We recently headed west again following a working day for Neil in Fort William. Heading along Loch Arkaig in the early evening, we’d forgotten just how long the loch is and just how much of a roller-coaster the road is and it was getting towards dusk when we were only half way along the loch. Nae worries; we found a wee corner to pull off the road and a wee bit of flattish grass to pitch the tent.
At the end of the road there were four cars parked on wee bits of verge and I was surprised to see anyone at all considering this was a midweek day in March. We followed the track on the north side of Glen Dessary and noted that this track is pretty smooth and would be passable by mountain bike as far as Glen Dessary House – four kilometres along the glen.
We took the right fork at the cottage which is signposted for “Sourlies Loch Nevis 4 hours” a walk I’d like to do sometime. The path here became much rougher and pretty wet. This is where we had initially though we’d camp overnight and as we walked along I eyed up a couple of likely places for next time – if they are not taken!
We had originally thought we’d walk the two Munros at the head of Glen Dessary however after just the initial walk along the glen I realised I’ve not yet recovered from the Lyme disease and I knew I’d not manage such an arduous day. Instead we opted to head up the first Corbett above the glen, Sgurr Cos na Breachd-laoidh, and traverse the wee horseshoe over the top, Druim a Chuirn.

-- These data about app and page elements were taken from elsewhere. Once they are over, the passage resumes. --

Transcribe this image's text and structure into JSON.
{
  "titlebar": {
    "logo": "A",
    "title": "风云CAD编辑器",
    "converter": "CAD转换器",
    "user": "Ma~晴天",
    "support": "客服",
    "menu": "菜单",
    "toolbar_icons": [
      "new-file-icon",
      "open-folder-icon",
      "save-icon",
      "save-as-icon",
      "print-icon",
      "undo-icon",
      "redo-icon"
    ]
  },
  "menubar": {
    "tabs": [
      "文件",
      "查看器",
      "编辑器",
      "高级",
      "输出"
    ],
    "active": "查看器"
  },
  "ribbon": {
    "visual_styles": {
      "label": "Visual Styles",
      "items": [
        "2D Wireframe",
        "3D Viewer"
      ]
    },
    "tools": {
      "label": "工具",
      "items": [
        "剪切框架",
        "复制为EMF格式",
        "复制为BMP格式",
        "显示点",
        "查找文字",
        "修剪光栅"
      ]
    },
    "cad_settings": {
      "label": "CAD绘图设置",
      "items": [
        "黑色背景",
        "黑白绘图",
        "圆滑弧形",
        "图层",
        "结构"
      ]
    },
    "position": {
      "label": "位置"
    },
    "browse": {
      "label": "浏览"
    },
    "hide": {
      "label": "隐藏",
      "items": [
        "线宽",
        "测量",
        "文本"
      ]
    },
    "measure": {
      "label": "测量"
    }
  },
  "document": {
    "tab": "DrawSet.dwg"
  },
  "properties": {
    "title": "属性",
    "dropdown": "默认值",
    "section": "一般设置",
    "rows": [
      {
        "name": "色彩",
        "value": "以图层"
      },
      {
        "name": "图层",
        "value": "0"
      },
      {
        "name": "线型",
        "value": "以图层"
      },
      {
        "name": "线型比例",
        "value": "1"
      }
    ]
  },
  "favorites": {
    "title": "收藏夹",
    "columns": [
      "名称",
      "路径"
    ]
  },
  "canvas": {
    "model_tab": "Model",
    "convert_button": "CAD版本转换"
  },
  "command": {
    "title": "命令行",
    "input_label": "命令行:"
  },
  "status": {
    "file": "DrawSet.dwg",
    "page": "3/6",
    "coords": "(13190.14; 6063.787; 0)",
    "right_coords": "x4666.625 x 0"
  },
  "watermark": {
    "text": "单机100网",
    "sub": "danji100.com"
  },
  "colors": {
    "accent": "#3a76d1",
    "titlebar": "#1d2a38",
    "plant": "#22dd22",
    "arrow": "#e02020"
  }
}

About 2km after Upper Glen Dessary we left the path and struck off uphill following the burn between Sgurr Cos na B-L and Sgur Coireachan. We headed up the south-westerly ridge which gave good walking on grass and short heather, with a few rocky outcrops to negotiate. There are two wee lochans just below the summit and after checking one top just to make sure that one was not the summit we stopped beside the lochan for a bite to eat before striking for the summit at 835m.
From here the ridge above the corrie to the other Corbett top was clearly visible as was a line of old metal fence posts.
By now the weather had changed a bit and up here in the wind it was now quite cold. The distant views were still hazy as they had been all morning, but it was still a stunning location. Looking north-east we could see Glen Kingle and the hills above Loch Quoich and beyond to Glen Sheil.
The summit of Druim a Chuirn was not obvious and again it was a case of standing on the top of several high points and checking the altitude with the GPS! We found it eventually. Just before this top we passed the only other person we saw all day, an Irish woman who was carrying full backpacking gear and who was doing the route in the opposite direction to us, then going to be heading down to the bothy, I wasn’t quite sure which bothy she was heading for, but she looked very fit as she was left us going at a cracking pace.
The descent from this top was fairly easy going and simply a matter of picking a route between the rocky outcrops.
We headed to the Alt na Feith where we picked up the path that runs between Glen Dessary and Glen Kingle. It does not appear to be a very well used path – except by deer, judging by the number of deer tracks churning up the ground. Just before Glen Dessary house the path becomes a stalkers quadbike/argocat track
It was a relief for my knees to get back to the level track and I really enjoyed the easy romp along the glen back to the public road.
Back at the loch side we saw more red deer stag who totally ignored us.
Enjoy more photos here